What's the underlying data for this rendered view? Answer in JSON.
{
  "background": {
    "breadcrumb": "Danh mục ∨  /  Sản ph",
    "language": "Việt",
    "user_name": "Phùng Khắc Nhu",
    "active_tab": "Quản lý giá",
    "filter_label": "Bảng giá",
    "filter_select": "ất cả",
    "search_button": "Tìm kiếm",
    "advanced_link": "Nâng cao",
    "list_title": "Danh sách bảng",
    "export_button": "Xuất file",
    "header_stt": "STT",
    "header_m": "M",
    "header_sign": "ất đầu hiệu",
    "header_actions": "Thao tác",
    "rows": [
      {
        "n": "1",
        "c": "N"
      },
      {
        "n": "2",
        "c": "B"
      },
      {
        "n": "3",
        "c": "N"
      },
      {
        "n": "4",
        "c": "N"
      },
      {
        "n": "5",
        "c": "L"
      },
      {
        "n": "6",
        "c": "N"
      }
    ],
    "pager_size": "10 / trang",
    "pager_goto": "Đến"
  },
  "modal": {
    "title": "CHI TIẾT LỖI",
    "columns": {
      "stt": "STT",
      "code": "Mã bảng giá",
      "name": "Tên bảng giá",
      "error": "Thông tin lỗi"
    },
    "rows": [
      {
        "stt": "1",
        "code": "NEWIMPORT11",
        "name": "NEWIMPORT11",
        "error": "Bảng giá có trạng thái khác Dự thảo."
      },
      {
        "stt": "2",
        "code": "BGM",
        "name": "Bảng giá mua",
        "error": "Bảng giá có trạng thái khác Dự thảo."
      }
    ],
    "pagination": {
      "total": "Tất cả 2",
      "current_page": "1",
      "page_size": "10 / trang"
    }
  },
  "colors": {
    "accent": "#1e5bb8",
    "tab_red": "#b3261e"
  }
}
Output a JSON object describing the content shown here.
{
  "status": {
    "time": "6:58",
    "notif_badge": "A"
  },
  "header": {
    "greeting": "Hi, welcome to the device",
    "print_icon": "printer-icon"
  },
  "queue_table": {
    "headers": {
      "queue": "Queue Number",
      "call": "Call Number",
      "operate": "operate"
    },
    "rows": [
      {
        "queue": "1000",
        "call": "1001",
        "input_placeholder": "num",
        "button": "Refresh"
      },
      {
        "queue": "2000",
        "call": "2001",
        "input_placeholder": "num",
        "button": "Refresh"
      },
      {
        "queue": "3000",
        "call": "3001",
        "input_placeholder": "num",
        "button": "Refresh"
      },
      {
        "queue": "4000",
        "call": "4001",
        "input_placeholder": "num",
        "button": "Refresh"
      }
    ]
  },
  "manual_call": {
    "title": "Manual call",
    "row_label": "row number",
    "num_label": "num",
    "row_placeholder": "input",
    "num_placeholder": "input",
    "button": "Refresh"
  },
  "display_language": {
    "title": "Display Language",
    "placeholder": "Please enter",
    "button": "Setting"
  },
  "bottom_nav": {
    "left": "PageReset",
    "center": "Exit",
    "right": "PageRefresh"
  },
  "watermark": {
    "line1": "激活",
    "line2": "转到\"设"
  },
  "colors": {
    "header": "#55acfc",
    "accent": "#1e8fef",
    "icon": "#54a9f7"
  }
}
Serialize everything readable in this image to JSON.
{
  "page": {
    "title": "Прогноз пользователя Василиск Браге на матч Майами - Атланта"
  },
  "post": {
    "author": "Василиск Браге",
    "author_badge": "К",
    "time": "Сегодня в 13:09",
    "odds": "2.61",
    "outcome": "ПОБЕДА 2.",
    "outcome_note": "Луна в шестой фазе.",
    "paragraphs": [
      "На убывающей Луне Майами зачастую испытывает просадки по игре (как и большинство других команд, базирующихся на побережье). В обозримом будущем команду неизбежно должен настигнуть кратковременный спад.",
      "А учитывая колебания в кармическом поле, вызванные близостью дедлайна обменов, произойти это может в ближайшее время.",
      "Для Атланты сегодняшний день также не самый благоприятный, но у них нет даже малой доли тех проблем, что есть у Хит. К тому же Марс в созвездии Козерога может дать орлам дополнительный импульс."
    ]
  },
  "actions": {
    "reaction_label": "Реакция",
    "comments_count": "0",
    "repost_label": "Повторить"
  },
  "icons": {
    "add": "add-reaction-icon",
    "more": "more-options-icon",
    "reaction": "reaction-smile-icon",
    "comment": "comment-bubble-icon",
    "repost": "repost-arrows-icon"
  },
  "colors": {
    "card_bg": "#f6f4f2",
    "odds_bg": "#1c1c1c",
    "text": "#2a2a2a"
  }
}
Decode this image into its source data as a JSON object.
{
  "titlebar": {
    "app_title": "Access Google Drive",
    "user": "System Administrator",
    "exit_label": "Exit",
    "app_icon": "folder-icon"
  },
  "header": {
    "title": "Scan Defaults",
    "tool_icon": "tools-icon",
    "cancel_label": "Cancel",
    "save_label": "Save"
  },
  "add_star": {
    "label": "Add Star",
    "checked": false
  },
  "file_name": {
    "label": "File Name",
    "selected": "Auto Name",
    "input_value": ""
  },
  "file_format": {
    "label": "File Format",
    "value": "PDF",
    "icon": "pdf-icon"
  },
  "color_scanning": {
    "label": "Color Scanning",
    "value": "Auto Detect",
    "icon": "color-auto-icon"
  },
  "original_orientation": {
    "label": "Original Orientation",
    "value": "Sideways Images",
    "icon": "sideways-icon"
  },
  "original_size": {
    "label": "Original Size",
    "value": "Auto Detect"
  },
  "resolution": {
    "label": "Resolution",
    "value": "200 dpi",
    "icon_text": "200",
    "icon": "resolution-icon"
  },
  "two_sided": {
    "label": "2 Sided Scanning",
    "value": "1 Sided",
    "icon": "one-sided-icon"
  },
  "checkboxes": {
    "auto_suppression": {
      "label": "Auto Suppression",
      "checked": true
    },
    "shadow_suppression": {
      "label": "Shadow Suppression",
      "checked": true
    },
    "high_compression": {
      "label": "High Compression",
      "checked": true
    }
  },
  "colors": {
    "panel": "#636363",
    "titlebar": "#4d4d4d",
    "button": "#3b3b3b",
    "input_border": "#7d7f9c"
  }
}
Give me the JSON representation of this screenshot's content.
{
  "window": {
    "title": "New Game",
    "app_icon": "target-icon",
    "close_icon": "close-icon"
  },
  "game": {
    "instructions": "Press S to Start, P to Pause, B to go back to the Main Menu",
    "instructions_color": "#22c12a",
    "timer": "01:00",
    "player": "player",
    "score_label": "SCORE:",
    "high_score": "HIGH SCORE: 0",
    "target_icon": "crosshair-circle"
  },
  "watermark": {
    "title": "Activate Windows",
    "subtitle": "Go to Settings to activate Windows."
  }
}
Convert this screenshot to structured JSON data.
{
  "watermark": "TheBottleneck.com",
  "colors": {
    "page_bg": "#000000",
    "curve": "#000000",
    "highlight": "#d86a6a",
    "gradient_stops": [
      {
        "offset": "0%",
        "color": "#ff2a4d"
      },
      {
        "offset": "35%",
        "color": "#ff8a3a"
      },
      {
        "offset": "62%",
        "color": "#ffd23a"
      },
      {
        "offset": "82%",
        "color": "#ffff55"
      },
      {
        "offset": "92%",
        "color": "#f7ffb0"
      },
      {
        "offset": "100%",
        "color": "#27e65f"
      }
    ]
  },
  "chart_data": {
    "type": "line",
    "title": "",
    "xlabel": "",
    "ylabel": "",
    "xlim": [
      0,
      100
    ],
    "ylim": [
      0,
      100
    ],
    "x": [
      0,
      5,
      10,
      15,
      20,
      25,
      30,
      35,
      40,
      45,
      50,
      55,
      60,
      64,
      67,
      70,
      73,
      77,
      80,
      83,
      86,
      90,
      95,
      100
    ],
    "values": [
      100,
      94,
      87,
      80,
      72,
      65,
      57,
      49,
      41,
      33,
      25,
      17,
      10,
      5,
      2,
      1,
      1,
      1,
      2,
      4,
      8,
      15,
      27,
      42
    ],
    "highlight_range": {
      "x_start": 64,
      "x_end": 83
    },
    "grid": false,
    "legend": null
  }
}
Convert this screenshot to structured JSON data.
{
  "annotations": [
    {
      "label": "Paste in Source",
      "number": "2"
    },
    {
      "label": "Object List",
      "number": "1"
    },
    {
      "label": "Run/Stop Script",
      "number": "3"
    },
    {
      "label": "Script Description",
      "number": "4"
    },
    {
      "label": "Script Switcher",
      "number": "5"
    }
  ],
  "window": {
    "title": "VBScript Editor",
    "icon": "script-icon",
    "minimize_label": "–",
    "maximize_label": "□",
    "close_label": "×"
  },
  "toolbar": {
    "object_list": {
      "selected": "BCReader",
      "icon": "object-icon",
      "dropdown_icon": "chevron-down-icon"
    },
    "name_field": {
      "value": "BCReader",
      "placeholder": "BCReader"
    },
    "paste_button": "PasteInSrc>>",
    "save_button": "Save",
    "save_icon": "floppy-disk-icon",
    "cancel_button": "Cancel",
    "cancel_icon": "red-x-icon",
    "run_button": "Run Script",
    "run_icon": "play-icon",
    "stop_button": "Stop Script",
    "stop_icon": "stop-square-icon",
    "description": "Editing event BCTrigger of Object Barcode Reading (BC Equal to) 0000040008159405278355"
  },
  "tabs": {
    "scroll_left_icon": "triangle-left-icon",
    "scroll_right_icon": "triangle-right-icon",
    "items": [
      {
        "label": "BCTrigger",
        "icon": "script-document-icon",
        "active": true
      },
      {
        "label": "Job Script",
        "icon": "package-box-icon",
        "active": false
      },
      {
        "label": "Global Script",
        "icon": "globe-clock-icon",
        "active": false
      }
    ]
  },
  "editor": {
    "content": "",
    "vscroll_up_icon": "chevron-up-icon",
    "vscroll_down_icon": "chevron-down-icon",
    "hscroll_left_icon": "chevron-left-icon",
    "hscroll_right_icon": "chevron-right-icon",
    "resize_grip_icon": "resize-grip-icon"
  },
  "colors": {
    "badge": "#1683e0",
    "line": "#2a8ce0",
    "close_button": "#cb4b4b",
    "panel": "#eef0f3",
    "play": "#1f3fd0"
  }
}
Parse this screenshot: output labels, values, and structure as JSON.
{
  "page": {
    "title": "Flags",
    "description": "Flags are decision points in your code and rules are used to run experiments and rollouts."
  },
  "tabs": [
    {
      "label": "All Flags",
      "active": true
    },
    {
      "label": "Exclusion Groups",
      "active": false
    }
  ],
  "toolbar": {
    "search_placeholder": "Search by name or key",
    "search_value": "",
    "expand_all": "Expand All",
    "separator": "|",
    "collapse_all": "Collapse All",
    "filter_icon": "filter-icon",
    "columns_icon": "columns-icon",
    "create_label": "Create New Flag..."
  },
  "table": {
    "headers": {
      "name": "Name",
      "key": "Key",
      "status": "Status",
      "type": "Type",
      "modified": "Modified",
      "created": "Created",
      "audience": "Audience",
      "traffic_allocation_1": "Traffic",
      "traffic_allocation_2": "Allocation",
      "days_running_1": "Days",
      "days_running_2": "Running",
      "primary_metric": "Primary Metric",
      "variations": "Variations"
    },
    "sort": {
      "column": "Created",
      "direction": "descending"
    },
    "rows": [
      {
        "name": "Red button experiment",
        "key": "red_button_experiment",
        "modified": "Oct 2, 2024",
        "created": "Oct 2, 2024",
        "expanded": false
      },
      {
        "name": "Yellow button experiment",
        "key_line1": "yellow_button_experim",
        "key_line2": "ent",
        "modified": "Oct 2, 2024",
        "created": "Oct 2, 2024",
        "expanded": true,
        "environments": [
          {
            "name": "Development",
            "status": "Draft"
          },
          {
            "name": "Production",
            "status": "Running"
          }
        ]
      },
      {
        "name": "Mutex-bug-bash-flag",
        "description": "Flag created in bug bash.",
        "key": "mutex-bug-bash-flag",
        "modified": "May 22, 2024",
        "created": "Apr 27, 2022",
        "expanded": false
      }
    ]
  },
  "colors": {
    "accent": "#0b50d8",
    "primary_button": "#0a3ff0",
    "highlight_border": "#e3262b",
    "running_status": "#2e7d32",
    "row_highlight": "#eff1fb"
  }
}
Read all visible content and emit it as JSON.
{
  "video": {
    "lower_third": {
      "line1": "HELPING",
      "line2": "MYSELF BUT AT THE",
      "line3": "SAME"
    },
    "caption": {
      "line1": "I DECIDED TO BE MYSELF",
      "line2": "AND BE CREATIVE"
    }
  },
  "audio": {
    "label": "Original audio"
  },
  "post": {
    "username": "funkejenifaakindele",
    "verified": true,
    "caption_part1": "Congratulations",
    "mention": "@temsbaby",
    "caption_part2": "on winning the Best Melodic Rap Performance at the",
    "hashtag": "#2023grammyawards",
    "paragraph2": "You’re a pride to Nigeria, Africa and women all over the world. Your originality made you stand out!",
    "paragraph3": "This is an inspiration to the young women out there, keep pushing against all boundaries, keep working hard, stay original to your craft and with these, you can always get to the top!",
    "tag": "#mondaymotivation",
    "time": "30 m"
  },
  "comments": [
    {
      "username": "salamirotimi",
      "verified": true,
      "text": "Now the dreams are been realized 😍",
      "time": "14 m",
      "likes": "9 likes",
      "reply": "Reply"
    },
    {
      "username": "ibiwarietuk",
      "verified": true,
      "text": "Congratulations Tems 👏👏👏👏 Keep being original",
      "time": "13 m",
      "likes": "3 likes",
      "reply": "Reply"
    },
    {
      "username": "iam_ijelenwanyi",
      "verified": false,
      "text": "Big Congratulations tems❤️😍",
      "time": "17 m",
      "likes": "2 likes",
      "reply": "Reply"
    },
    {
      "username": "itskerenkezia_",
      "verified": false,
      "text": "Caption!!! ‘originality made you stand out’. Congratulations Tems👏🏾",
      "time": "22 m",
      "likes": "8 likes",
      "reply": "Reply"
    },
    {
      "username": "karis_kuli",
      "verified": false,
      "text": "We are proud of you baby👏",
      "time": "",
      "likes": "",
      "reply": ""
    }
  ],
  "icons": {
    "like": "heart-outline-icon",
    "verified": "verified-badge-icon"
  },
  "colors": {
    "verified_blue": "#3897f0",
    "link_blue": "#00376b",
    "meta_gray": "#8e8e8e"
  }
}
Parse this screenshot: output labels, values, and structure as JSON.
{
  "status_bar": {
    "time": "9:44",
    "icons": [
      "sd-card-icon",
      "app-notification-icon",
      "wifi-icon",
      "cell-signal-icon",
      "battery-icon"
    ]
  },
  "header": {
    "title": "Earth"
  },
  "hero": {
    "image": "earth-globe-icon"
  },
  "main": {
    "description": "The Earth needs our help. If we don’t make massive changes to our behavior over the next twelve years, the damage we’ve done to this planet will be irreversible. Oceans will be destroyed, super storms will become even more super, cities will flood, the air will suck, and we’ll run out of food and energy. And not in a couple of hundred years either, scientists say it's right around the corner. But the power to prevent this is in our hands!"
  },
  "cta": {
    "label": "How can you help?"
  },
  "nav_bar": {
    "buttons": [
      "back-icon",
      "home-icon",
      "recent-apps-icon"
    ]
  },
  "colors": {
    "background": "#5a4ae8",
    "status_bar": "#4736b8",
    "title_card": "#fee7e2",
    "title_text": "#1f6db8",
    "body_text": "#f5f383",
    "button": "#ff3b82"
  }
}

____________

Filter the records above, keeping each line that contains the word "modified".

## Solution for this exercise
      "modified": "Modified",
        "modified": "Oct 2, 2024",
        "modified": "Oct 2, 2024",
        "modified": "May 22, 2024",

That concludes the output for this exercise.